Sunday, July 29, 2007

Digby Channels Thomas Paine

But where says some is the king of America? I'll tell you Friend, he reigns above, and doth not make havoc of mankind like the Royal of Britain. Yet that we may not appear to be defective even in earthly honors, let a day be solemnly set apart for proclaiming the charter; let it be brought forth placed on the divine law, the word of God; let a crown be placed thereon, by which the world may know, that so far as we approve of monarchy, that in America the law is king. For as in absolute governments the king is law, so in free countries the law ought to be king; and there ought to be no other. But lest any ill use should afterwards arise, let the crown at the conclusion of the ceremony be demolished, and scattered among the people whose right it is.

Source: Common Sense, by Thomas Paine, printed by W. and T. Bradford, Philadelphia, 1791.

Digby at Hullabaloo has a post up on the implications of the imperial presidency for the next election, and ends it with a clarion call to the citizens of this country to repudiate the scoundrels who have enabled it.

....The founders never counted on politicians "doing the right thing." Profiles in courage are always in short supply and no government can depend upon good intentions. But they did assume that they would, at least, want to preserve their own careers and constitutional prerogatives. The modern Republicans are so committed to their party that they will follow their 28% president over the cliff, and that is a mindset we haven't seen since the civil war.

GOP power politics have exposed some weaknesses in our constitutional framework: as long as there are 34 Senators willing to back the president no matter what, short of a coup, he can pretty much do anything he wants until the next election. That's always been true, but nobody ever wanted to push it before. Cooler heads have generally known that balance of powers issues should be left somewhat vague and subject to political compromise so you don't get a permanent imbalance you later regret. (The independent counsel law was arguably one of those unanticipated consequences.)

.....People wonder why they would give so much power to the president since a Democrat could hold the office someday. I think they know the Democratic party is just not as temperamentally amenable to authoritarianism. They know that Democrats will, in the end, act out of their own self interest rather than out of partisanship since they don't have the kind of discipline or homogeneous constituency the Republicans have. (Bill Clinton was saved by the people, not the Democratic congress who were prepared to jump ship at the first sign of a decay in public support. Luckily for him, the more the Republicans pushed the more the public stood behind him.) These Republicans are completely unresponsive to anything but party loyalty and their hardcore base.

Finally, ongoing GOP influence in the media and the elite establishment means they can manipulate the narratives, which after this reign of terror, if the Dems win, will undoubtedly be a passionate reverence for absolute government transparency and accountability, federalism, strict division of power and the letter of the constitution. And they count on the public forgetting all about their crimes by the time they run on the "honor and integrity" ticket a couple of years from now.

.....My point is that in a democracy these issues are ultimately and always questions for the people. If we don't want an imperial president, we are going to have to make sure that when they do this stuff they lose their power, not at the hands of politicians of the opposing party but at our hands, the citizens of this country.

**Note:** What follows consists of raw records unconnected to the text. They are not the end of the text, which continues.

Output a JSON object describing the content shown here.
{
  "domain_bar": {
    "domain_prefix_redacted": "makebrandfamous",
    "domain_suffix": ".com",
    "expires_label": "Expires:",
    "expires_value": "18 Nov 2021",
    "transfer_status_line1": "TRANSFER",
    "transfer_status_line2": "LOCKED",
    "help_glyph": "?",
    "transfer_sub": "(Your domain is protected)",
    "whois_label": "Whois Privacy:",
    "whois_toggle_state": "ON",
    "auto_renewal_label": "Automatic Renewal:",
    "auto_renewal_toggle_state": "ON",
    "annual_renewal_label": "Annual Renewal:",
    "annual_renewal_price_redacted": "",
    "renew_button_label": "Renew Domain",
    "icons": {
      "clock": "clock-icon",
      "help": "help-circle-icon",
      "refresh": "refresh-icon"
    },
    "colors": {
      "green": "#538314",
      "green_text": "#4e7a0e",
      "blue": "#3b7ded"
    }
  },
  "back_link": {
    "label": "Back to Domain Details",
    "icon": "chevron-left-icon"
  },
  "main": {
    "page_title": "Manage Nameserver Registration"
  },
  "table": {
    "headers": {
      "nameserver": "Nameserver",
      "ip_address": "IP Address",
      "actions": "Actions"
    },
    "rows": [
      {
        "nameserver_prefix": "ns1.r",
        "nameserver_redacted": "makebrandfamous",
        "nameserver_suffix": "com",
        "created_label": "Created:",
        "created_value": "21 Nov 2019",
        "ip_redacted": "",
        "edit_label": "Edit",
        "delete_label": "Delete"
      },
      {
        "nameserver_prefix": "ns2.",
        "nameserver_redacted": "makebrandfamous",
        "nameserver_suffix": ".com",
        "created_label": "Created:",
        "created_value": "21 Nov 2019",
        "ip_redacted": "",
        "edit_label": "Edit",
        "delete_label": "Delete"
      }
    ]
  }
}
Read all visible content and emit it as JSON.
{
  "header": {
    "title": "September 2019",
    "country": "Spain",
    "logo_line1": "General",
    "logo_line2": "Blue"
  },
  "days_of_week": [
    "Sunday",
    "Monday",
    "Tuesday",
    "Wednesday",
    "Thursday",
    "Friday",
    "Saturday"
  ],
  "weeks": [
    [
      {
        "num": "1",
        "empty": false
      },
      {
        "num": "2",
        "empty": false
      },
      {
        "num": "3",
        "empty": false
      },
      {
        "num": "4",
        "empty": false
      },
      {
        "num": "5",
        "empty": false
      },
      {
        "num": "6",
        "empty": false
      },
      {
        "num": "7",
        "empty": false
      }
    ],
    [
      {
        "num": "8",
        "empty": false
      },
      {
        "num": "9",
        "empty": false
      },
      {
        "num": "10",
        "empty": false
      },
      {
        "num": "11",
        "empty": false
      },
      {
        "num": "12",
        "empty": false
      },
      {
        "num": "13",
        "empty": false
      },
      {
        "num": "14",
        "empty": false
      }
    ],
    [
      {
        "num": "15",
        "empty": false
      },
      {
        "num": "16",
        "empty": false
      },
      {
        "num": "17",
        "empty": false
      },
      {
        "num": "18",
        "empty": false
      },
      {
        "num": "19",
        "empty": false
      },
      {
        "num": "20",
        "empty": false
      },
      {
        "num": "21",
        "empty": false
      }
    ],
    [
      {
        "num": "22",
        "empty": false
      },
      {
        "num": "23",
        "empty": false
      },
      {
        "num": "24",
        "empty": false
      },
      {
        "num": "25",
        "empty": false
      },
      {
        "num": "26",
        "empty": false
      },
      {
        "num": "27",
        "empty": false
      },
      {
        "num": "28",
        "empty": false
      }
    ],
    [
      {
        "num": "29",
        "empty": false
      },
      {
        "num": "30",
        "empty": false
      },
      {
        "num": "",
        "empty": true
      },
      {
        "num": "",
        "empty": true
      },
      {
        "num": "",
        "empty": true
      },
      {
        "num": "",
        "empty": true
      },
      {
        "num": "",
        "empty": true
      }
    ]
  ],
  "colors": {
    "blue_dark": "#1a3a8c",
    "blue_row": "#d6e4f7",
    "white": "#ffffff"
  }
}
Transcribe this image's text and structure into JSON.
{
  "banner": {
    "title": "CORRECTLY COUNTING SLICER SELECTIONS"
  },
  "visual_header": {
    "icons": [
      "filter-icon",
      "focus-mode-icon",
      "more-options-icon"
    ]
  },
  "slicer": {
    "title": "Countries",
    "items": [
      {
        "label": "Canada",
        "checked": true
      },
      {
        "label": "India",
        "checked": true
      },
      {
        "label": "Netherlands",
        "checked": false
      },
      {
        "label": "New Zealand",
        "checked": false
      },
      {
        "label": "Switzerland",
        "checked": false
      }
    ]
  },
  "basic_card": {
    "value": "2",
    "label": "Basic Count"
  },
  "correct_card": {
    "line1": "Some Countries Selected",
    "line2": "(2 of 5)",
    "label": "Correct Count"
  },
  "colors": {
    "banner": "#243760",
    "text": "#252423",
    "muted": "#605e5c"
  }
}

In his essay last year, Lewis Lapham of Harper's Weekly noted that in a parliamentary political system, Bush would have been booted long ago by a vote of no confidence and asked if Republicans would do the right thing.

But in the news media [the American electorate] find no strong voice of dissent, in the Democratic Party no concerted effort to form a coherent opposition. Which places the work of protecting the country's freedoms where it should be placed -- with the Congress, more specifically with the Republican members of Congress. What else is it that voters expect the Congress to do if not to look out for their rights as citizens of the United States? So the choice presented to the Republican members on the Judiciary Committee investigating the President's use of electronic surveillance comes down to a matter of deciding whether they will serve their country or their party.

I don't envy them the decision; the rewards offered by the party (patronage, campaign contributions, a fat retirement on the payroll of a K Street lobbying firm) clearly outweigh those available from the country-- congratulatory editorials in obscure newspapers, malicious gossip circulated by Focus on the Family and Fox News, an outpouring of letters and emails from grateful citizens not in positions to do anybody any favors.

Republicans didn't do their duty when they held the reins of Congress, and now they are blocking the ability of Democrats to hold anyone accountable. The members of Congress who continue to obstruct the will of the people - by refusing to discuss an end to the war in Iraq; by continuing to allow Gonzales to maintain his post at the Justice Department; by defending a government that flouts the law of the land when wiretapping its own citizens without a warrant; by refusing to take whatever steps are necessary to repudiate a presidency whose monarchical power grab has plunged us into a constitutional crisis - these supporters of the imperial presidency are the Tories of our time. Mistaking loyalty for patriotism, they fiercely defend the Bush regime at all costs. They will continue to do so until the tables are turned and Democrats are in the White House, at which time they will wrap themselves in the flag and decry the flagrant abuses of its current occupants.

Digby is right. The election in 2008 will be a watershed for our country. Either we exercise our power and vote out the legislators who have enabled the imperial presidency, or we live forever with the consequences.

No comments: